|By PADDY HIGGS
Holger Osieck will hand the younger members of his Australia squad opportunities in the Socceroos' final two EAFF East Asian Cup qualifiers, having resisting the urge to do so earlier in the campaign to avoid a "negative experience".
Australia face a battle to earn a place in the tournament in South Korea in July, 2013 after being held to a 1-1 draw with North Korea on Wednesday.
The Socceroos have struggled to convince in their two matches in Hong Kong, with Osieck criticised for not handing his younger, more attacking players such as Eli Babalj, Tom Rogic and Aaron Mooy substantial roles.
But the German has stood by his policy of relying on the experienced element of his largely A-League-based squad.
"The young boys that haven't played until now will get the opportunity. I can tell you, if I have played the young boys today with their lack of experience, it would have been a negative experience for us," he told reporters.
"We still need the senior players to guide."
The Socceroos are second behind North Korea on the standings, with the leaders possessing a far better goal difference than the chasing pack.
Australia - with Guam to come on Friday - have a match in hand, and will be hoping North Korea slip up in their final qualifier against Hong Kong.
Having seen his side struggle past Hong Kong 1-0 in their qualifying opener, Osieck believes the hosts will present a challenge for North Korea and may ensure the battle to finish top of the standings may not come down to goal difference after all.
"First of all, you have to consider [North] Korea, they have to play Hong Kong, and Hong Kong are a very ambitious team.
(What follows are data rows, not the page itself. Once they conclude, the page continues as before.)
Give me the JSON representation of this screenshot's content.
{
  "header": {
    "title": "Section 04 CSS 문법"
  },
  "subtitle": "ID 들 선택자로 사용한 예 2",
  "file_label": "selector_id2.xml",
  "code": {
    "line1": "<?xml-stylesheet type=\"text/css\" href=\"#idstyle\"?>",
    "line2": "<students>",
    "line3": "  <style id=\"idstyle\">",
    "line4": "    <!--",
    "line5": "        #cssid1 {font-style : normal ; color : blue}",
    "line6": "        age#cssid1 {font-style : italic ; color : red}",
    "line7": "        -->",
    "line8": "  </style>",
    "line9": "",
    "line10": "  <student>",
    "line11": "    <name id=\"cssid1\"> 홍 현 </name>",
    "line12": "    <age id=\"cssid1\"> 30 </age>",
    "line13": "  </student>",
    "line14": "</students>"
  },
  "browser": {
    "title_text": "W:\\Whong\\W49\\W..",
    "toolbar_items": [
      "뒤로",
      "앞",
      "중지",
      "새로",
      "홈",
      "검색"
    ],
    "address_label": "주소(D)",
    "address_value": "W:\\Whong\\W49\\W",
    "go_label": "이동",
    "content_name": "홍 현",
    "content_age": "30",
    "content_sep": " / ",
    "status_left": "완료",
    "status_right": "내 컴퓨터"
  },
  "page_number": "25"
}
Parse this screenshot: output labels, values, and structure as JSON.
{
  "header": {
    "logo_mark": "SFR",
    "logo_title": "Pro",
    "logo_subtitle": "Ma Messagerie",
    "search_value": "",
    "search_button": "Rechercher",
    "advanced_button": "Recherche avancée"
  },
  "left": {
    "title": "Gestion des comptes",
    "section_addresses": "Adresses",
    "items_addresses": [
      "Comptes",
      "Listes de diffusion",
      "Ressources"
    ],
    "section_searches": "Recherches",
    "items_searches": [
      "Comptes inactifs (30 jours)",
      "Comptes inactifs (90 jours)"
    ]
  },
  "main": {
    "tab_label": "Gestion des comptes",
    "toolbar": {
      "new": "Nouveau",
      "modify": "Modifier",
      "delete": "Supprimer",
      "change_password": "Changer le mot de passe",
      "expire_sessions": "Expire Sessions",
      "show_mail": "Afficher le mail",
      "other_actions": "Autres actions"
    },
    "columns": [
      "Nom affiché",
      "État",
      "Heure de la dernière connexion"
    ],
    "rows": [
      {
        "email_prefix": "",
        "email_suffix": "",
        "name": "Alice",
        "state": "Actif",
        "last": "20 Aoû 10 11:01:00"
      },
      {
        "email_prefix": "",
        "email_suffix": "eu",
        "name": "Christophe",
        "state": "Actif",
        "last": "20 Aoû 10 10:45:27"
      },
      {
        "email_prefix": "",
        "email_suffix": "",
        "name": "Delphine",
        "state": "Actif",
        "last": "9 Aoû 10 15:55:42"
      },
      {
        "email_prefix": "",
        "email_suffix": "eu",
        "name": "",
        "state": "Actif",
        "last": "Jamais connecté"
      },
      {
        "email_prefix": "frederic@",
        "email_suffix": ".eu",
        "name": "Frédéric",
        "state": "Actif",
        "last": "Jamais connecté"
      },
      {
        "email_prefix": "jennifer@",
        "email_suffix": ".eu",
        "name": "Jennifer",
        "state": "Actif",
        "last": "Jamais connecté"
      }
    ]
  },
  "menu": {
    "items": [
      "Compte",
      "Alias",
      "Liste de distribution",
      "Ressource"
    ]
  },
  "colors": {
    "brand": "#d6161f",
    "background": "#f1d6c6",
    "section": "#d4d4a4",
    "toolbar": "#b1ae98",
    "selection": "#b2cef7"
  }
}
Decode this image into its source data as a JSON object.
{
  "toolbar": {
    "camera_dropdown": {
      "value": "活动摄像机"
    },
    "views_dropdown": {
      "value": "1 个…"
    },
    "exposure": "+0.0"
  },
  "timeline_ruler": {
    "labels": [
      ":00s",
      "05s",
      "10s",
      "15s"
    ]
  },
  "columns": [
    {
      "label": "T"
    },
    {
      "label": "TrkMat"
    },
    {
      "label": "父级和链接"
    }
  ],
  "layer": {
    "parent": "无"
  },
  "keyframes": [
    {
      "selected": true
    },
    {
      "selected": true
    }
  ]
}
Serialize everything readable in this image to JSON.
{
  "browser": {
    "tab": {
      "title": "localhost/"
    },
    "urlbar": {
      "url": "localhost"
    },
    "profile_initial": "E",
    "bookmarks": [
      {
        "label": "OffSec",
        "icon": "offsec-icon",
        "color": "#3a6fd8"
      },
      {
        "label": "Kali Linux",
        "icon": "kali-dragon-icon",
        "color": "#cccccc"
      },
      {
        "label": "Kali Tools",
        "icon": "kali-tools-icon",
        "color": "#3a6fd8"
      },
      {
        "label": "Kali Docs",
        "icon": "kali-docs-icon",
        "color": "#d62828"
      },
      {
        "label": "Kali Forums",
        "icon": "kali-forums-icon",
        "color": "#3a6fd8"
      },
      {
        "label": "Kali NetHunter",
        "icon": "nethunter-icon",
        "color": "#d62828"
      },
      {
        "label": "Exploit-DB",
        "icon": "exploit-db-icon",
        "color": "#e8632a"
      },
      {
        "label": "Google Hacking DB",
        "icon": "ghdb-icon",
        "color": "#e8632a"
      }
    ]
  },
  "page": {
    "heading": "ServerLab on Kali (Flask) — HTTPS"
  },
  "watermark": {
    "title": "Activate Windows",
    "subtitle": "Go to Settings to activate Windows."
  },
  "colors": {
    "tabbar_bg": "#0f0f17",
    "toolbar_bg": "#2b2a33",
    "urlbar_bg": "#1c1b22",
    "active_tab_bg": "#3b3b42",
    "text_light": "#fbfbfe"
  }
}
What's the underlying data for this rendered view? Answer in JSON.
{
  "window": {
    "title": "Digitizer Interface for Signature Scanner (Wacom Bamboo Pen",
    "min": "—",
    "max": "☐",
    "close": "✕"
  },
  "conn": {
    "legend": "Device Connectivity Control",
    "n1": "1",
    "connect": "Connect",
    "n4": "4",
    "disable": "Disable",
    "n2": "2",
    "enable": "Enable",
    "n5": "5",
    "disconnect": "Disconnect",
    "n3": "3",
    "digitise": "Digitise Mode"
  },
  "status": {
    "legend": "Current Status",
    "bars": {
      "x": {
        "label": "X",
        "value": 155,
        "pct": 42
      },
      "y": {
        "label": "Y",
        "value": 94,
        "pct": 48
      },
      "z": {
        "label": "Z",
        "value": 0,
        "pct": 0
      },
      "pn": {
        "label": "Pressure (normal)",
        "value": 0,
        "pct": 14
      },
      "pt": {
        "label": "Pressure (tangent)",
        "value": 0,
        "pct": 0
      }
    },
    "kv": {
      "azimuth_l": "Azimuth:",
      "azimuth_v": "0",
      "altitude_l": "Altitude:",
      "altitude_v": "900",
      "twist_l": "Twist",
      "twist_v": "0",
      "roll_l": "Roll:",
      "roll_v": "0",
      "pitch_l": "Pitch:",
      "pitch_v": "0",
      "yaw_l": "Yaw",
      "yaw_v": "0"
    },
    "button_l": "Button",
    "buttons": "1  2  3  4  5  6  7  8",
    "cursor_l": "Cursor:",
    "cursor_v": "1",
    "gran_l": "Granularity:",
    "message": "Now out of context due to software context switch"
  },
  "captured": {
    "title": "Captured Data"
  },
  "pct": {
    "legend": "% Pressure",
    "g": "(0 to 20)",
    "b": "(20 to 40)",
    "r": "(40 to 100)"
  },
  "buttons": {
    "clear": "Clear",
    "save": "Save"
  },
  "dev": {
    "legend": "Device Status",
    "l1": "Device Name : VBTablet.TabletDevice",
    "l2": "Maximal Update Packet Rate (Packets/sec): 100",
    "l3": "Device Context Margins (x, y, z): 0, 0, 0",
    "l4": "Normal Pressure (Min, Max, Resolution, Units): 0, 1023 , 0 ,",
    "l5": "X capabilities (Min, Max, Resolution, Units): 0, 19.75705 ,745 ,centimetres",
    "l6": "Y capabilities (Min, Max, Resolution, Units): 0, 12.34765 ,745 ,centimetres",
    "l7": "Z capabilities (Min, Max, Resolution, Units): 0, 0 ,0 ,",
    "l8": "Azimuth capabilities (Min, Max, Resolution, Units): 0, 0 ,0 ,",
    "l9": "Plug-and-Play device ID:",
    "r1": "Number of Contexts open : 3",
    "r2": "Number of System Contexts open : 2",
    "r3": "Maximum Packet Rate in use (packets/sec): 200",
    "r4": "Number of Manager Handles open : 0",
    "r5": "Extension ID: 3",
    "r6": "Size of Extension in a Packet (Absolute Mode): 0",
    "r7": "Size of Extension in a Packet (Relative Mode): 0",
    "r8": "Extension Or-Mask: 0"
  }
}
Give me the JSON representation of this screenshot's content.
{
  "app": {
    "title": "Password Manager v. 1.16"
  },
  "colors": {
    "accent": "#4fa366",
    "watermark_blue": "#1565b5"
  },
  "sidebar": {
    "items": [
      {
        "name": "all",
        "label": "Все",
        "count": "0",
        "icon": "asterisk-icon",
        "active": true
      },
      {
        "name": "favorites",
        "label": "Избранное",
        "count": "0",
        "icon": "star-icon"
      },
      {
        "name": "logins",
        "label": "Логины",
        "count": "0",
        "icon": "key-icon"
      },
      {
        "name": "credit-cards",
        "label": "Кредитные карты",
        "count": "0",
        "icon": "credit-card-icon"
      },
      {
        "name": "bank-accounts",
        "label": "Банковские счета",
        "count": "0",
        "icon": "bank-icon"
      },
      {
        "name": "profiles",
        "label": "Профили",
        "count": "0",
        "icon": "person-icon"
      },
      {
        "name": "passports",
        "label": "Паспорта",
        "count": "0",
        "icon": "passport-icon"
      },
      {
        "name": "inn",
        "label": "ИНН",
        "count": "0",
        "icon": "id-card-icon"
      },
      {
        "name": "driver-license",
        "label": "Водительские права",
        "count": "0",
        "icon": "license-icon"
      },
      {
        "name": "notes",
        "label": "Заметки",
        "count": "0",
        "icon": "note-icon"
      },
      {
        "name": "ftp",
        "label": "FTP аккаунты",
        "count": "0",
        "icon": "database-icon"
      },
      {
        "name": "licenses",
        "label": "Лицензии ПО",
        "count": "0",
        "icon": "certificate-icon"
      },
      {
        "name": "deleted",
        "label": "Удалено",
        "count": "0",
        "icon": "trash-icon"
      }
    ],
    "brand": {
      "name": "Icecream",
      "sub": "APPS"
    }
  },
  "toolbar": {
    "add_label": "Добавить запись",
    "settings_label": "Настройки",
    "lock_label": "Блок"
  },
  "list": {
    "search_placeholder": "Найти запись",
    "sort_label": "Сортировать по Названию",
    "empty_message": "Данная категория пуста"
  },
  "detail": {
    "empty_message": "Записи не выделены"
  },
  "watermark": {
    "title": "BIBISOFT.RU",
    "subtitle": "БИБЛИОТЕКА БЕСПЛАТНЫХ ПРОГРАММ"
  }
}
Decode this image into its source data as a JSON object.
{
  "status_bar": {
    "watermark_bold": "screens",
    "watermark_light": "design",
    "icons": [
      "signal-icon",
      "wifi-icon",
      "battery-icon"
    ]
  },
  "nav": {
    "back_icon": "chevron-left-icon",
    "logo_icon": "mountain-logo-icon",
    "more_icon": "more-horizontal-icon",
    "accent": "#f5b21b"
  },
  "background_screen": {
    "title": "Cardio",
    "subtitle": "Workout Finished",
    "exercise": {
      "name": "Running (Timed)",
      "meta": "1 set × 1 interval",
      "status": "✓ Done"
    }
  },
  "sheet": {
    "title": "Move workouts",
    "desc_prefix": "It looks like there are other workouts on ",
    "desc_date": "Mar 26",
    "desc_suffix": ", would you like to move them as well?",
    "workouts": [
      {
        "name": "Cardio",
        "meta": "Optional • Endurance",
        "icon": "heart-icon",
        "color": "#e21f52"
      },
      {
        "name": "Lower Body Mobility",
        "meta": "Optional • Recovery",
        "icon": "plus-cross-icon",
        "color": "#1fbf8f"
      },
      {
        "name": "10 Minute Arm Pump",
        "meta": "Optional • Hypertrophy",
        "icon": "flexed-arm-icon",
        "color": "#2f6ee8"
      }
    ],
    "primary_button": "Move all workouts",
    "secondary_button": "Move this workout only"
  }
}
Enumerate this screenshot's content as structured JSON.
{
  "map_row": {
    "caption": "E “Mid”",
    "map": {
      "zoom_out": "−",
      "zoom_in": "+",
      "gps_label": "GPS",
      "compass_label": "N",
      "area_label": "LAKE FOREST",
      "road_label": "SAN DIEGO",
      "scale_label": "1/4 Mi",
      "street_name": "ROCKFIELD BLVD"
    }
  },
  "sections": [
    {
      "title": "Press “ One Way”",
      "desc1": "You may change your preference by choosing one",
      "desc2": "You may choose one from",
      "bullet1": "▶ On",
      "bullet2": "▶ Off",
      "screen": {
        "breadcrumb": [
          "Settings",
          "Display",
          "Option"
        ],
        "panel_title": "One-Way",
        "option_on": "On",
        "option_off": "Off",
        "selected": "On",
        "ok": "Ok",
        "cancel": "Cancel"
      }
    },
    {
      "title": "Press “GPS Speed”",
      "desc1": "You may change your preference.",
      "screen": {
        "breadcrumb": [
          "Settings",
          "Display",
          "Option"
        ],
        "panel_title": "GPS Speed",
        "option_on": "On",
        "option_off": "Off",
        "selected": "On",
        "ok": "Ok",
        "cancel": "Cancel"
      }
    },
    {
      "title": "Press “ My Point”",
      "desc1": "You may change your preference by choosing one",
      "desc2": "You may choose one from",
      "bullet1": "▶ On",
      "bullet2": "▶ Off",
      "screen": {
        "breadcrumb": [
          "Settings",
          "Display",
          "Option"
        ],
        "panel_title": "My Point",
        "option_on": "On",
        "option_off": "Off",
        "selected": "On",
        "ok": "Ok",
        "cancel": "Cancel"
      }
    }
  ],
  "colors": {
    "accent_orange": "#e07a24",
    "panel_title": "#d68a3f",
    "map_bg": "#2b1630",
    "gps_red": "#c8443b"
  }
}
We could experience that ourselves [in the 1-0 win on Monday]," he said.
"I don't think they give the points away, so I'm not sure whether the goal difference will be the decisive factor."
Australia took a fifth-minute lead against North Korea before tiring visibly, and Osieck conceded fatigue had been a factor for an outfield 10 that had also started against Hong Kong two days earlier.
"But I think at the end of the game, they bounce back and they showed great spirit and determination, and I think it was unfortunate that we could not score," he said.
"The players tried very hard and I have to give them a lot of credit."
- With Yui Shing Chan